Five reasons customer success is imperative for any organization’s company culture
1. Customer success helps improve internal communication
A customer’s relationship with a brand begins with the very first sales call or email. Every single interaction from then on impacts the success this customer will have throughout their journey. This means that every department is responsible for a piece, no matter how small, of the overall customer sentiment and satisfaction.
Instead of shuttling a customer through their journey with a series of online-only phone calls or impersonal introduction emails, a customer-focused organization will carefully orchestrate planned interdepartmental handoffs designed to help customers between journey stages and become comfortable working with new teams and faces.
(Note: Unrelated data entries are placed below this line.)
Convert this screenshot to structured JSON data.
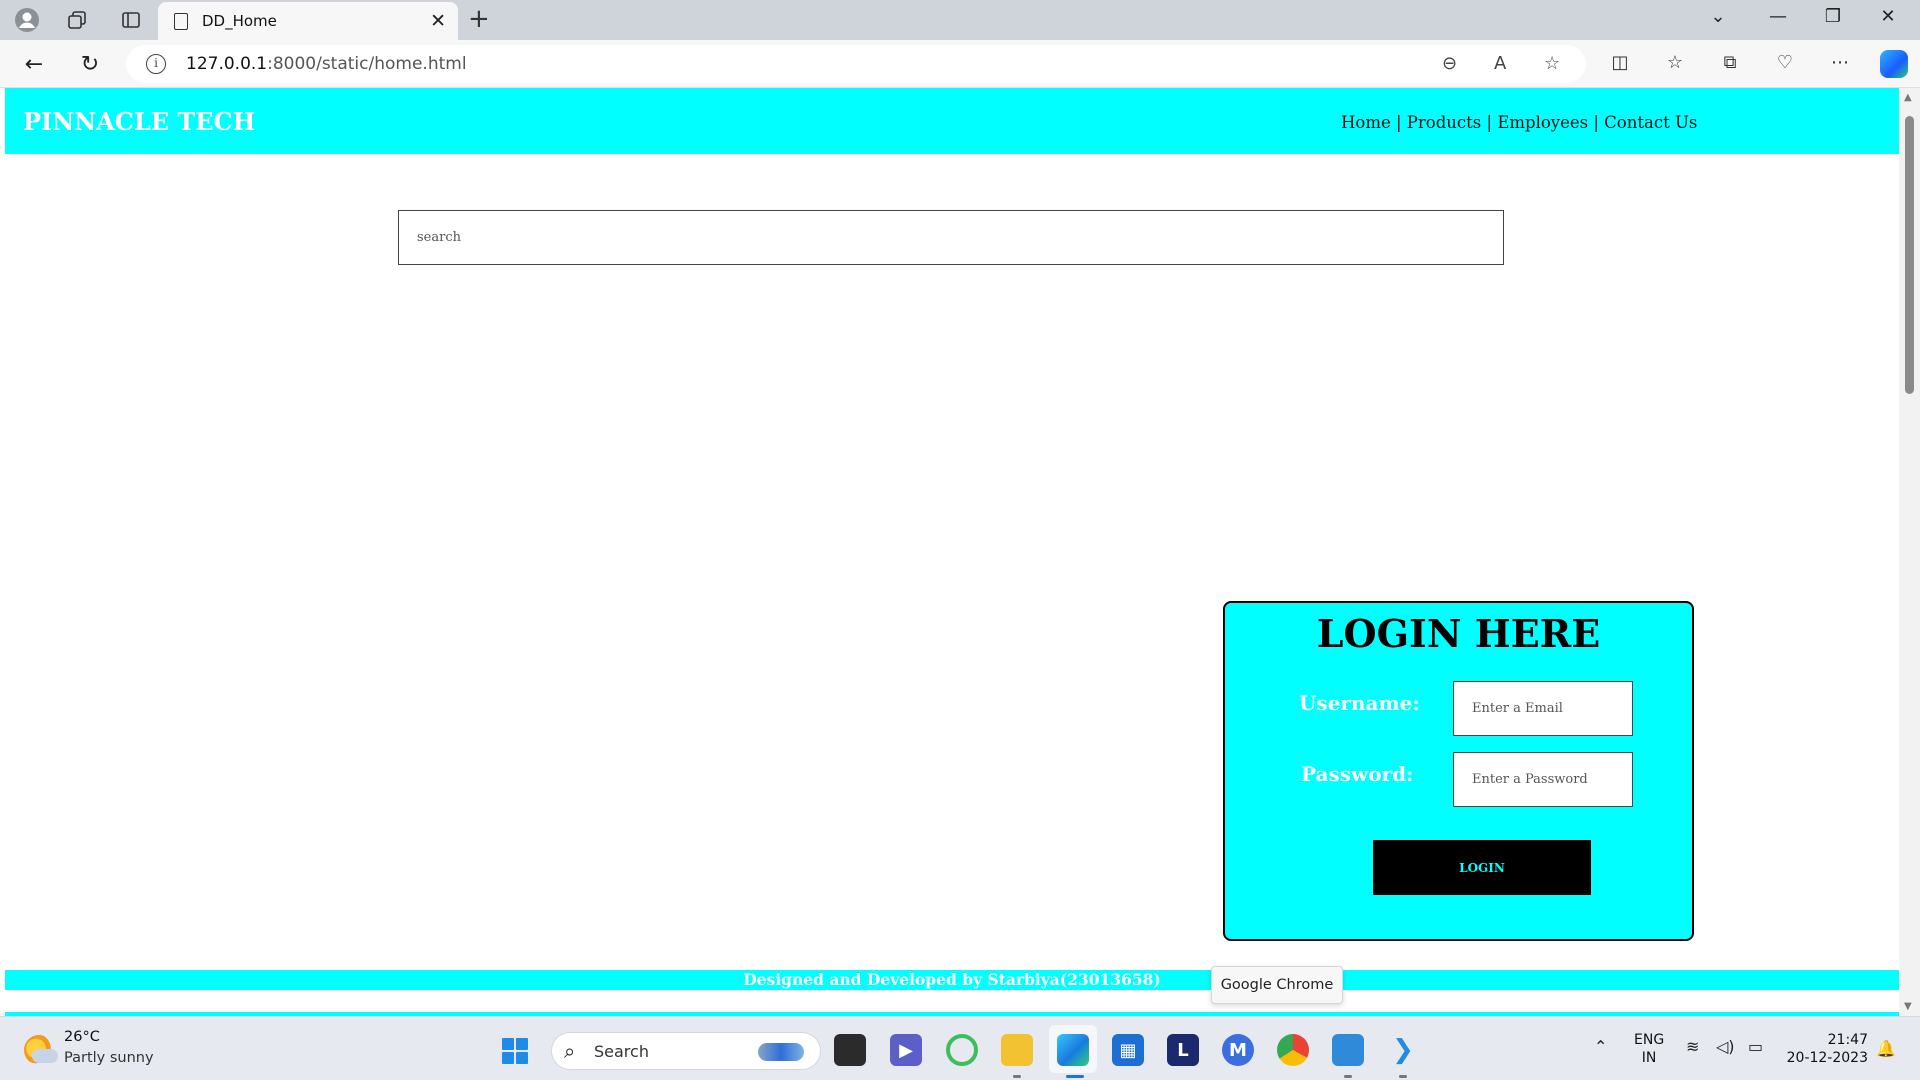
{
  "browser": {
    "tab_title": "DD_Home",
    "url_host": "127.0.0.1",
    "url_path": ":8000/static/home.html",
    "tooltip": "Google Chrome"
  },
  "site": {
    "brand": "PINNACLE TECH",
    "nav": [
      {
        "label": "Home"
      },
      {
        "label": "Products"
      },
      {
        "label": "Employees"
      },
      {
        "label": "Contact Us"
      }
    ],
    "nav_separator": " | ",
    "search": {
      "placeholder": "search",
      "value": ""
    },
    "login": {
      "title": "LOGIN HERE",
      "username_label": "Username:",
      "username_placeholder": "Enter a Email",
      "password_label": "Password:",
      "password_placeholder": "Enter a Password",
      "button_label": "LOGIN"
    },
    "footer": "Designed and Developed by Starbiya(23013658)",
    "colors": {
      "accent": "#00ffff",
      "button_bg": "#000000",
      "text_light": "#ffffff"
    }
  },
  "taskbar": {
    "weather_temp": "26°C",
    "weather_desc": "Partly sunny",
    "search_label": "Search",
    "lang_top": "ENG",
    "lang_bottom": "IN",
    "time": "21:47",
    "date": "20-12-2023"
  }
}
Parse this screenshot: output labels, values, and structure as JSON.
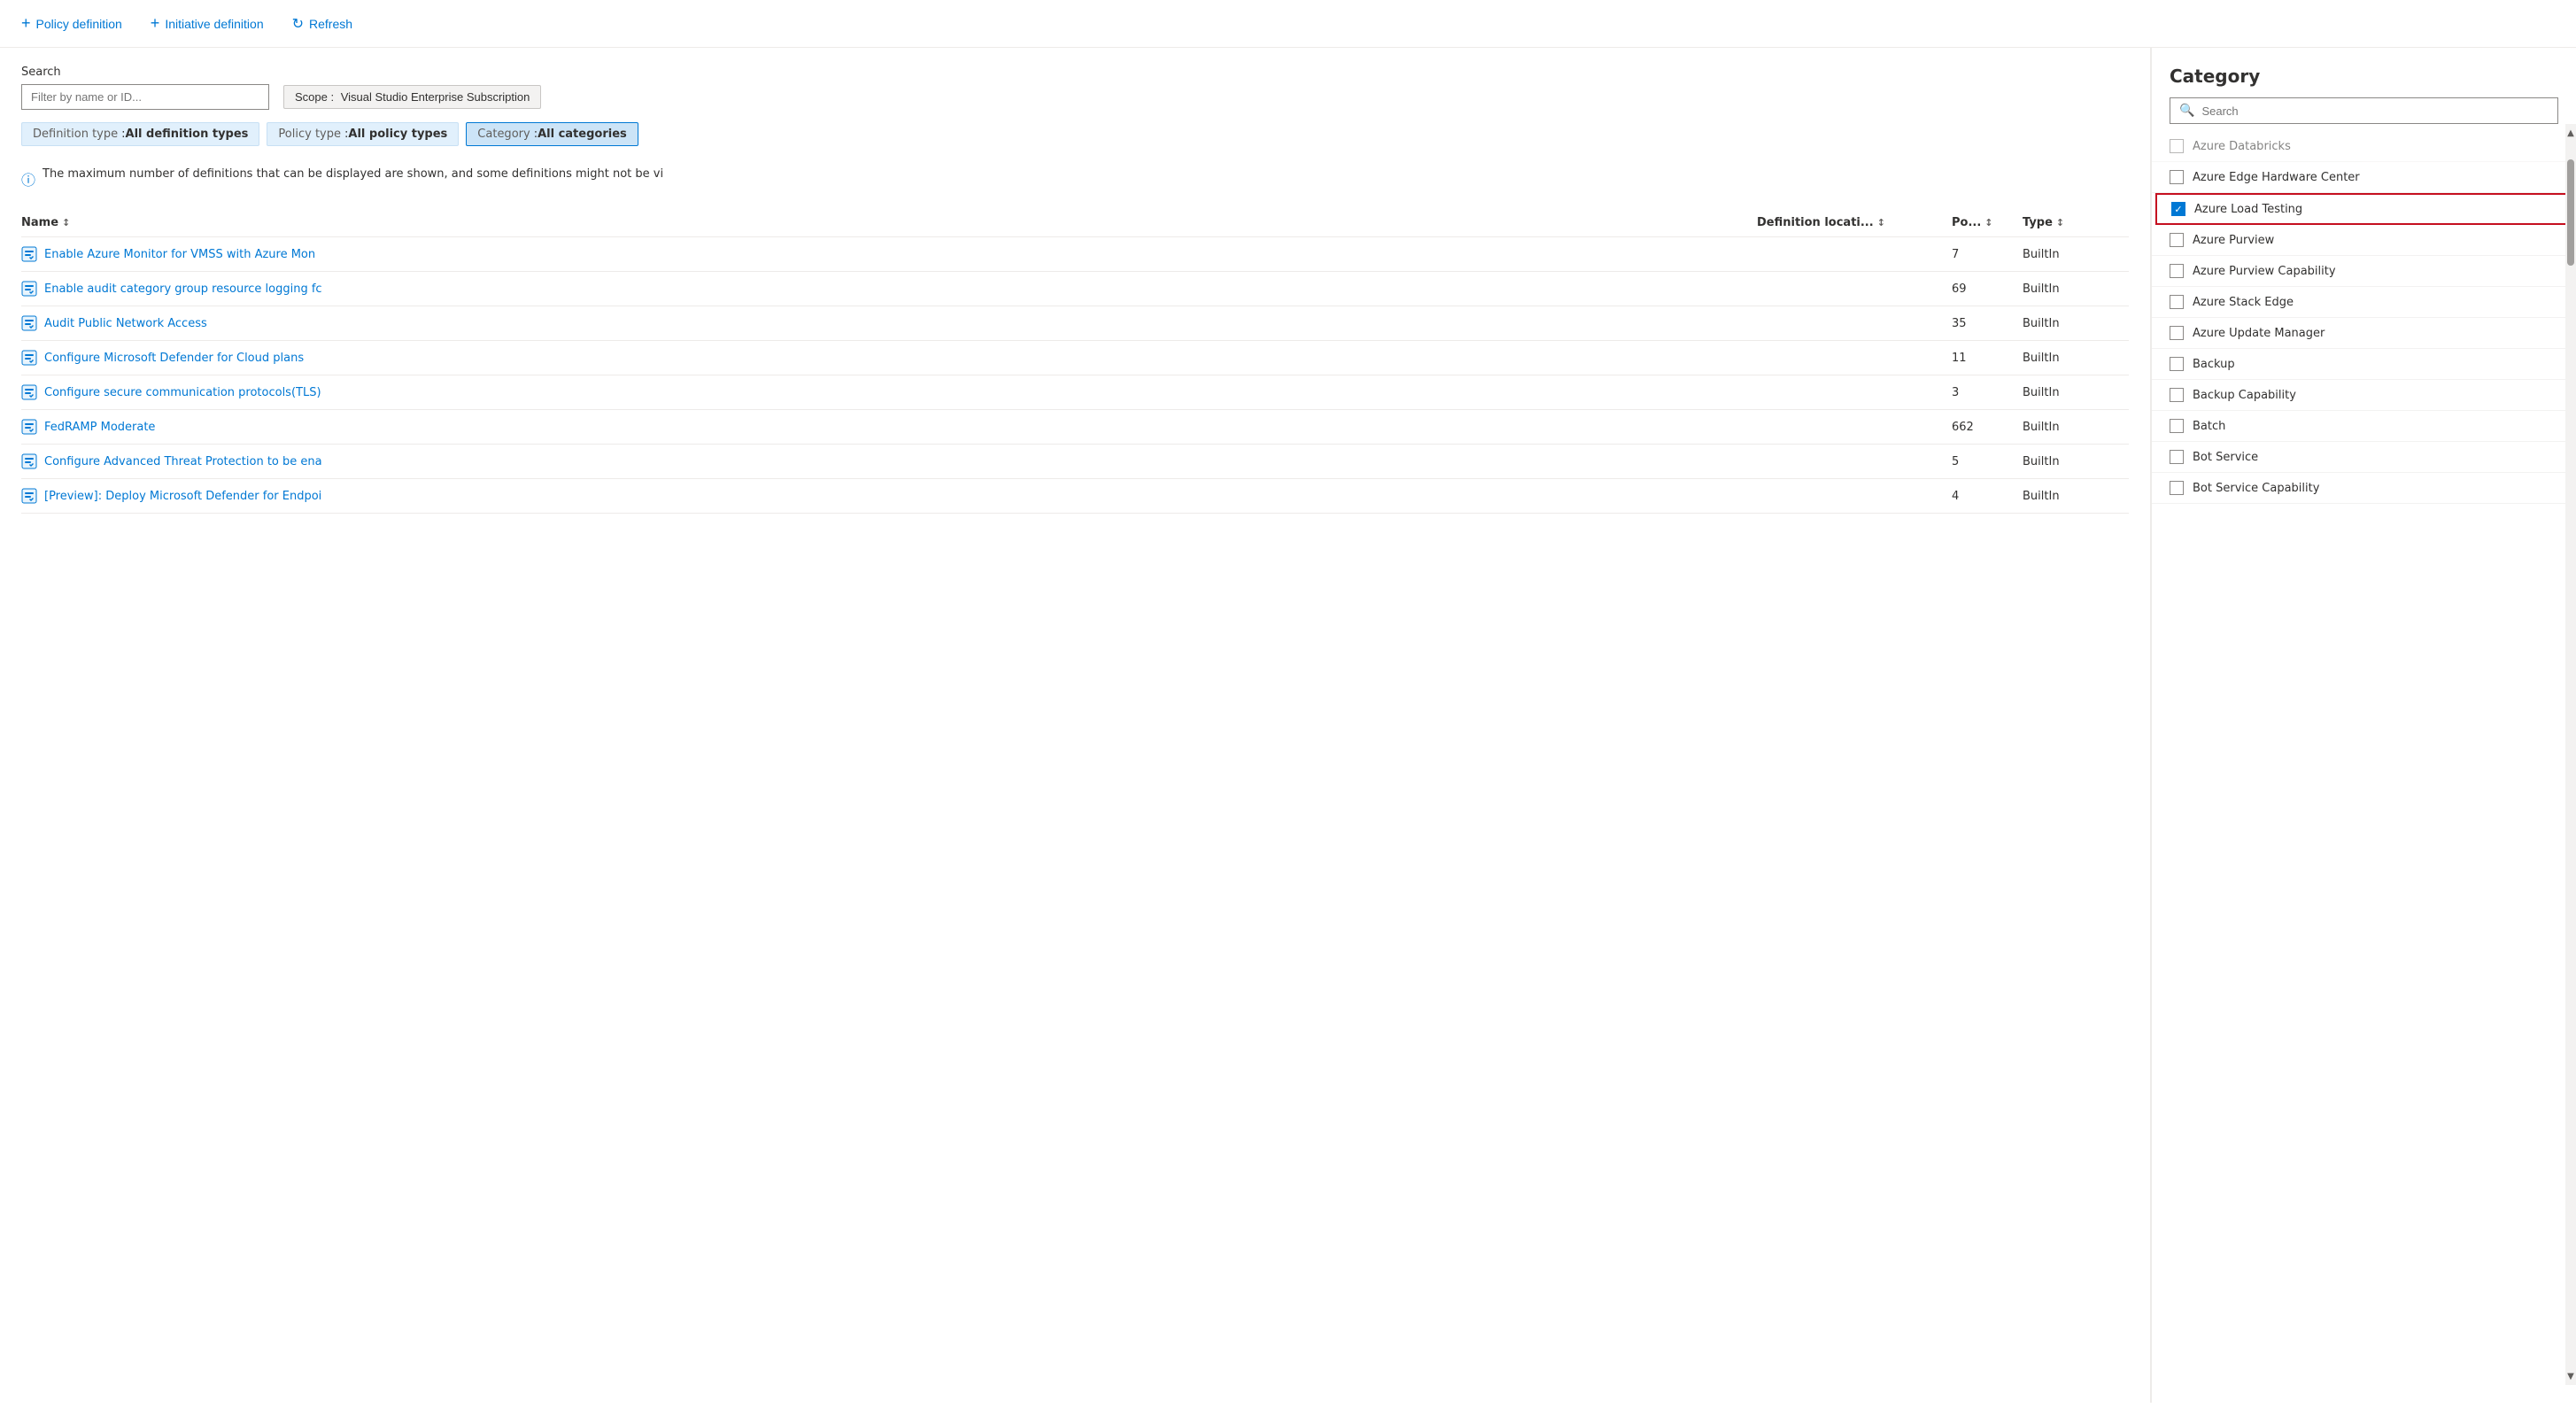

Well-organized organizations will have a clear plan in place for how these handoffs occur, ensuring every department acts in lockstep and that customers are fully cared for.
2. Customer success can increase the appeal of your product roadmap
A customer success department that frequently holds check-in meetings can acquire essential product information that’s otherwise impossible to obtain. For example, your biggest customer may tell you they are happy over the phone, but sending a customer success person to their operation can improve their experience with your product even further. In addition, the needs and wants of your current customers are often aligned with what your prospects are looking for. Let these common customer requests shape your product roadmap and craft your messages to existing prospects to help boost new business opportunities. Saying “we’re adding that soon” to a prospect is much better than “we don’t have that.”
3. It influences every department’s KPIs
From the standpoint of day-to-day activities, the goals and KPIs of many departments should already be focused around customer success. Sales team members work hand-in-hand with CSMs to get new accounts off the ground and handle any resulting business from the relationship. Marketers often must work directly with customers to capture success stories or develop up-sell marketing campaigns. Product teams work to develop and build new solutions requested to solve specific issues. Even administrative roles can help streamline internal processes or workflows for the smoothest customer experience possible.
4. It keeps all relevant stakeholders happy
As the oft-used saying goes: when the customer is happy, the company is happy. Having a portfolio of satisfied customers who are content with their service and are ready to engage and communicate with a brand is a literal dream of any B2B organization.
Organizations who are looking to become truly customer-centric must instill a sense of cohesiveness between customer sentiment and organizational sentiment. This isn’t as simple as just telling a company as a whole to get up in arms whenever a customer is unhappy with their service. In fact, it’s almost the complete opposite. Organizations as a whole must realize when a customer is upset and rally together, as one team, to fix the issue and restore the customer to their former happy selves.
5. It guarantees focus and commitment from top management
At the end of the day, customer-focus trickles down from the top. If an executive team hasn’t bought into the idea of a customer-centric organization, nobody else will think that way either. Executives must understand the impact customer success has on a business, including how recurring revenue is impacted. Executives can then take this insight and share with other stakeholders, including board members, to gain the full support of all decision makers at an organization.
When executive teams and other members of the C-Suite are focused on building and supporting a customer-centric culture, it guarantees customer success a seat at the table. This means integrating customer centricity and success into the overarching goals and KPIs of an organization. There is a lot an organization can accomplish when it’s fully customer-focused, but it needs executive buy in to get there.